## Exercise prompt
Here the job is to print all of the entries below verbatim and leave out any picture.

## Data extracts
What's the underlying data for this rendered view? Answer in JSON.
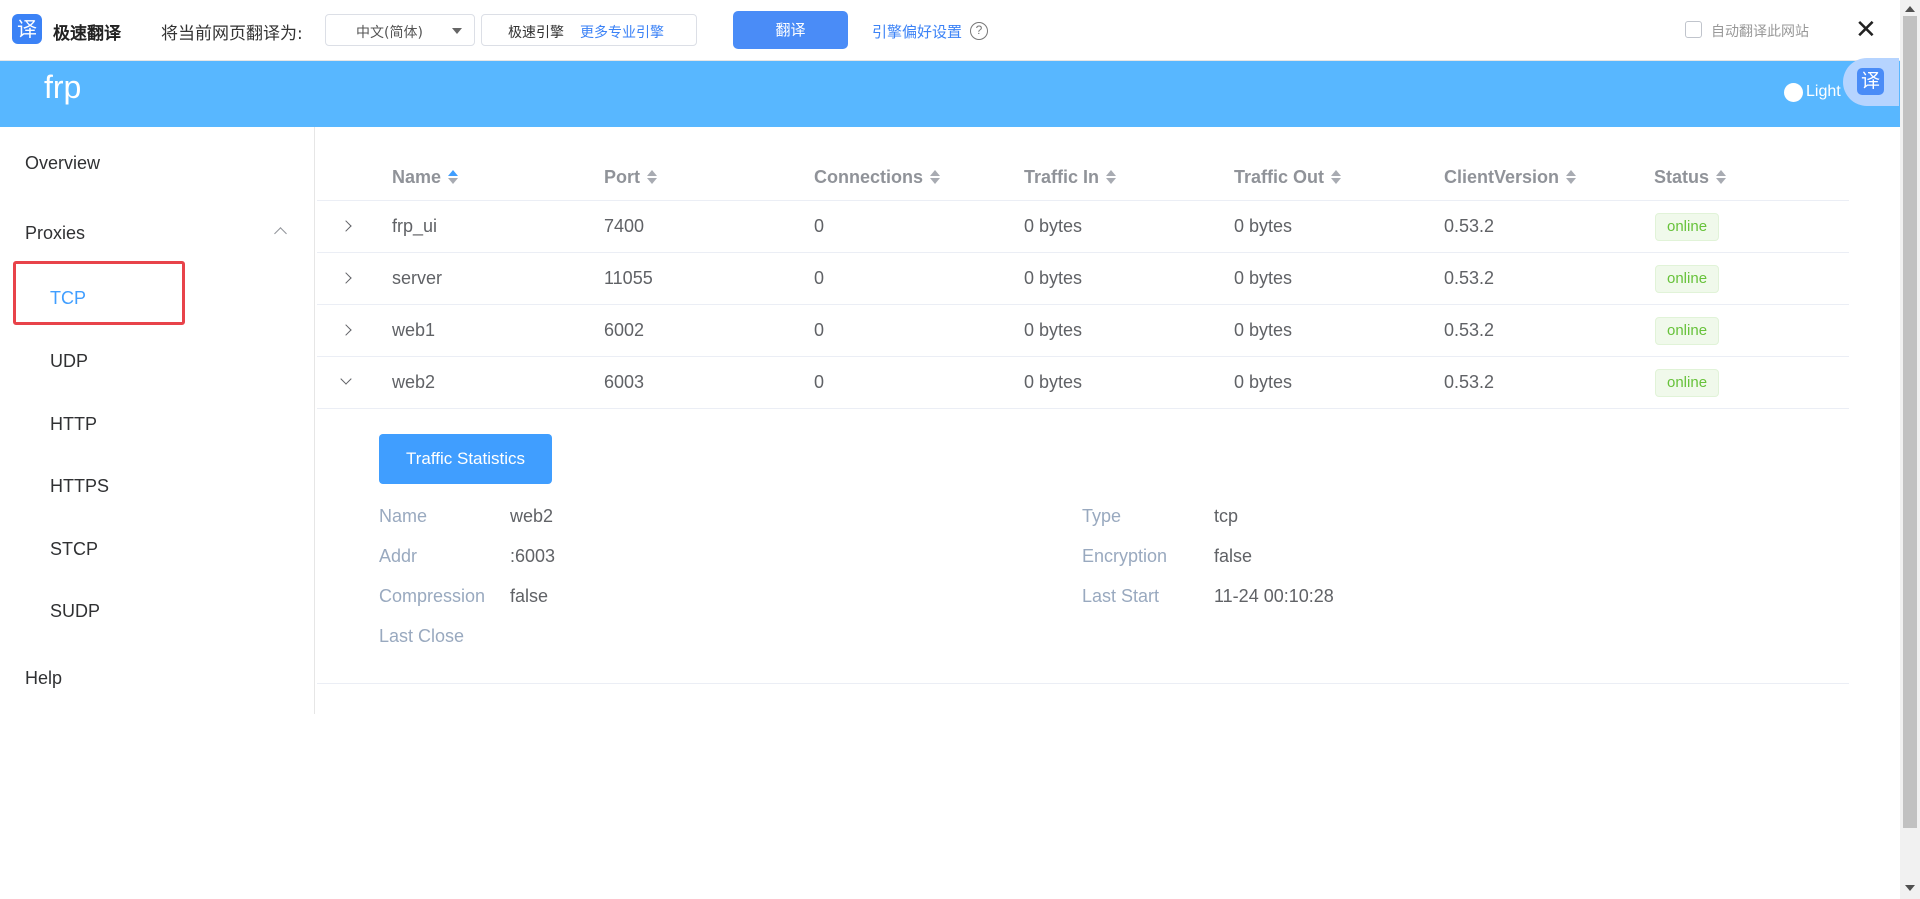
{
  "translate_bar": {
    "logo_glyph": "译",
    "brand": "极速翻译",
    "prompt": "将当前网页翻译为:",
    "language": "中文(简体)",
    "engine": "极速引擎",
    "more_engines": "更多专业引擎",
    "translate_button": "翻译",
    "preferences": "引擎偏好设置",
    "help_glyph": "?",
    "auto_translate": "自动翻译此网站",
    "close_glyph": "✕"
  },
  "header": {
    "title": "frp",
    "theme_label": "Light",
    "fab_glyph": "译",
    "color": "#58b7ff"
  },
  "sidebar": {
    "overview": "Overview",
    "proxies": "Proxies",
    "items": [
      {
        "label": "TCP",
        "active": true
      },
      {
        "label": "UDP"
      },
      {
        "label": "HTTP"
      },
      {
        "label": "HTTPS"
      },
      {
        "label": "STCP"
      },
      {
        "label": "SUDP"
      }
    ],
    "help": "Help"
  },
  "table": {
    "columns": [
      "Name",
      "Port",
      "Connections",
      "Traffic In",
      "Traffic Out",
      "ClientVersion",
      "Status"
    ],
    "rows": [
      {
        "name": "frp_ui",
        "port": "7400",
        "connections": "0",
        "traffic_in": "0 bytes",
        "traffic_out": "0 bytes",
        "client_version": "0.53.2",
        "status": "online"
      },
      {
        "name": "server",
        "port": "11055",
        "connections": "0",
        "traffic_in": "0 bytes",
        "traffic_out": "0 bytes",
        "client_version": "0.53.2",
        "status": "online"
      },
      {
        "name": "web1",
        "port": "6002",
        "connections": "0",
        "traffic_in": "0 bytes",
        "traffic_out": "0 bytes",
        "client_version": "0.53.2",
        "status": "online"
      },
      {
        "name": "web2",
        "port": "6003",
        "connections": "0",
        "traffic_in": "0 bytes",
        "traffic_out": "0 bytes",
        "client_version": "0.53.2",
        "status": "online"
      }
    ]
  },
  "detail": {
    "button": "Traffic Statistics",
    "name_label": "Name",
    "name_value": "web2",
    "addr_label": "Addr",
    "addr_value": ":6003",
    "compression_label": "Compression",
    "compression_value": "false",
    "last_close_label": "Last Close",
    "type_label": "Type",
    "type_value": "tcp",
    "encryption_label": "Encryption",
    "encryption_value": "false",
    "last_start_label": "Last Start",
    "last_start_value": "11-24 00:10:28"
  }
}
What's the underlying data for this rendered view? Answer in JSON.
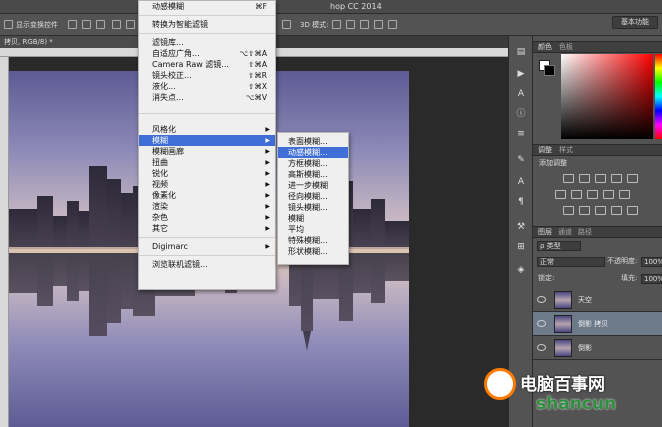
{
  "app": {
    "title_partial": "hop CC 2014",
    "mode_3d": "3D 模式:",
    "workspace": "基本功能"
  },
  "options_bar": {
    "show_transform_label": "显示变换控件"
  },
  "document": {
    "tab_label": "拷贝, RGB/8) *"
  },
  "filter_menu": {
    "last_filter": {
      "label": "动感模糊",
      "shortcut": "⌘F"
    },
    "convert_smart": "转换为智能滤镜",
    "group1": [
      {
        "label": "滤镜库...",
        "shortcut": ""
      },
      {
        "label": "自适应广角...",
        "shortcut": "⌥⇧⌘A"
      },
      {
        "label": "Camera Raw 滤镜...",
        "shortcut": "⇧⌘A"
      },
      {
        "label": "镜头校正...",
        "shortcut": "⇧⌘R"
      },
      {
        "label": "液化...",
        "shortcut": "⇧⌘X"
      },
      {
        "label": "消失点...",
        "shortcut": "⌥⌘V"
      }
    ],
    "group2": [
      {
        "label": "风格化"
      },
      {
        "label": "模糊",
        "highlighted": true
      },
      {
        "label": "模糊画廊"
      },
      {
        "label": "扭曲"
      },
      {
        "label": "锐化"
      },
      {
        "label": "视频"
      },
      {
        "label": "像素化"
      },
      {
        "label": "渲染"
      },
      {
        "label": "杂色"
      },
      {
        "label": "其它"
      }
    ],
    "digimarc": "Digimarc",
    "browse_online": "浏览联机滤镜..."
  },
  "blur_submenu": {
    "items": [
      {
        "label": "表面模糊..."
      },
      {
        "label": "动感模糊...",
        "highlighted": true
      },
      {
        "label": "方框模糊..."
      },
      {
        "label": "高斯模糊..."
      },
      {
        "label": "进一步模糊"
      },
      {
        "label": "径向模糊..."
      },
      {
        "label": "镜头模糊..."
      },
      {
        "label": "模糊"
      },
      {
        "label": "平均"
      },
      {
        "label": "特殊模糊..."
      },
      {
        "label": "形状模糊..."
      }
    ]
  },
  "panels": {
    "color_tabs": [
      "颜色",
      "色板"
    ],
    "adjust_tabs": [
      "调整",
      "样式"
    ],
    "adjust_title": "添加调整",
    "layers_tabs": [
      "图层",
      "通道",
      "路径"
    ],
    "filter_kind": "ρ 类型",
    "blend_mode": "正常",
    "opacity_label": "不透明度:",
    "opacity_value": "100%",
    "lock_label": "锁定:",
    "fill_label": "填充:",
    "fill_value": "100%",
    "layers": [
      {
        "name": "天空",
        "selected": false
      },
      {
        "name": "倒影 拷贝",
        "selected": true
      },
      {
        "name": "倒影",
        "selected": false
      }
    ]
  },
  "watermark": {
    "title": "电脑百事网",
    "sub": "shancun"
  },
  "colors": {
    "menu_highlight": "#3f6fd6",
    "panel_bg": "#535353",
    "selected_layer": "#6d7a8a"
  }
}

## Result for this exercise
What's the underlying data for this rendered view? Answer in JSON.
{
  "translate_bar": {
    "logo_glyph": "译",
    "brand": "极速翻译",
    "prompt": "将当前网页翻译为:",
    "language": "中文(简体)",
    "engine": "极速引擎",
    "more_engines": "更多专业引擎",
    "translate_button": "翻译",
    "preferences": "引擎偏好设置",
    "help_glyph": "?",
    "auto_translate": "自动翻译此网站",
    "close_glyph": "✕"
  },
  "header": {
    "title": "frp",
    "theme_label": "Light",
    "fab_glyph": "译",
    "color": "#58b7ff"
  },
  "sidebar": {
    "overview": "Overview",
    "proxies": "Proxies",
    "items": [
      {
        "label": "TCP",
        "active": true
      },
      {
        "label": "UDP"
      },
      {
        "label": "HTTP"
      },
      {
        "label": "HTTPS"
      },
      {
        "label": "STCP"
      },
      {
        "label": "SUDP"
      }
    ],
    "help": "Help"
  },
  "table": {
    "columns": [
      "Name",
      "Port",
      "Connections",
      "Traffic In",
      "Traffic Out",
      "ClientVersion",
      "Status"
    ],
    "rows": [
      {
        "name": "frp_ui",
        "port": "7400",
        "connections": "0",
        "traffic_in": "0 bytes",
        "traffic_out": "0 bytes",
        "client_version": "0.53.2",
        "status": "online"
      },
      {
        "name": "server",
        "port": "11055",
        "connections": "0",
        "traffic_in": "0 bytes",
        "traffic_out": "0 bytes",
        "client_version": "0.53.2",
        "status": "online"
      },
      {
        "name": "web1",
        "port": "6002",
        "connections": "0",
        "traffic_in": "0 bytes",
        "traffic_out": "0 bytes",
        "client_version": "0.53.2",
        "status": "online"
      },
      {
        "name": "web2",
        "port": "6003",
        "connections": "0",
        "traffic_in": "0 bytes",
        "traffic_out": "0 bytes",
        "client_version": "0.53.2",
        "status": "online"
      }
    ]
  },
  "detail": {
    "button": "Traffic Statistics",
    "name_label": "Name",
    "name_value": "web2",
    "addr_label": "Addr",
    "addr_value": ":6003",
    "compression_label": "Compression",
    "compression_value": "false",
    "last_close_label": "Last Close",
    "type_label": "Type",
    "type_value": "tcp",
    "encryption_label": "Encryption",
    "encryption_value": "false",
    "last_start_label": "Last Start",
    "last_start_value": "11-24 00:10:28"
  }
}
What's the underlying data for this rendered view? Answer in JSON.
{
  "app": {
    "title_partial": "hop CC 2014",
    "mode_3d": "3D 模式:",
    "workspace": "基本功能"
  },
  "options_bar": {
    "show_transform_label": "显示变换控件"
  },
  "document": {
    "tab_label": "拷贝, RGB/8) *"
  },
  "filter_menu": {
    "last_filter": {
      "label": "动感模糊",
      "shortcut": "⌘F"
    },
    "convert_smart": "转换为智能滤镜",
    "group1": [
      {
        "label": "滤镜库...",
        "shortcut": ""
      },
      {
        "label": "自适应广角...",
        "shortcut": "⌥⇧⌘A"
      },
      {
        "label": "Camera Raw 滤镜...",
        "shortcut": "⇧⌘A"
      },
      {
        "label": "镜头校正...",
        "shortcut": "⇧⌘R"
      },
      {
        "label": "液化...",
        "shortcut": "⇧⌘X"
      },
      {
        "label": "消失点...",
        "shortcut": "⌥⌘V"
      }
    ],
    "group2": [
      {
        "label": "风格化"
      },
      {
        "label": "模糊",
        "highlighted": true
      },
      {
        "label": "模糊画廊"
      },
      {
        "label": "扭曲"
      },
      {
        "label": "锐化"
      },
      {
        "label": "视频"
      },
      {
        "label": "像素化"
      },
      {
        "label": "渲染"
      },
      {
        "label": "杂色"
      },
      {
        "label": "其它"
      }
    ],
    "digimarc": "Digimarc",
    "browse_online": "浏览联机滤镜..."
  },
  "blur_submenu": {
    "items": [
      {
        "label": "表面模糊..."
      },
      {
        "label": "动感模糊...",
        "highlighted": true
      },
      {
        "label": "方框模糊..."
      },
      {
        "label": "高斯模糊..."
      },
      {
        "label": "进一步模糊"
      },
      {
        "label": "径向模糊..."
      },
      {
        "label": "镜头模糊..."
      },
      {
        "label": "模糊"
      },
      {
        "label": "平均"
      },
      {
        "label": "特殊模糊..."
      },
      {
        "label": "形状模糊..."
      }
    ]
  },
  "panels": {
    "color_tabs": [
      "颜色",
      "色板"
    ],
    "adjust_tabs": [
      "调整",
      "样式"
    ],
    "adjust_title": "添加调整",
    "layers_tabs": [
      "图层",
      "通道",
      "路径"
    ],
    "filter_kind": "ρ 类型",
    "blend_mode": "正常",
    "opacity_label": "不透明度:",
    "opacity_value": "100%",
    "lock_label": "锁定:",
    "fill_label": "填充:",
    "fill_value": "100%",
    "layers": [
      {
        "name": "天空",
        "selected": false
      },
      {
        "name": "倒影 拷贝",
        "selected": true
      },
      {
        "name": "倒影",
        "selected": false
      }
    ]
  },
  "watermark": {
    "title": "电脑百事网",
    "sub": "shancun"
  },
  "colors": {
    "menu_highlight": "#3f6fd6",
    "panel_bg": "#535353",
    "selected_layer": "#6d7a8a"
  }
}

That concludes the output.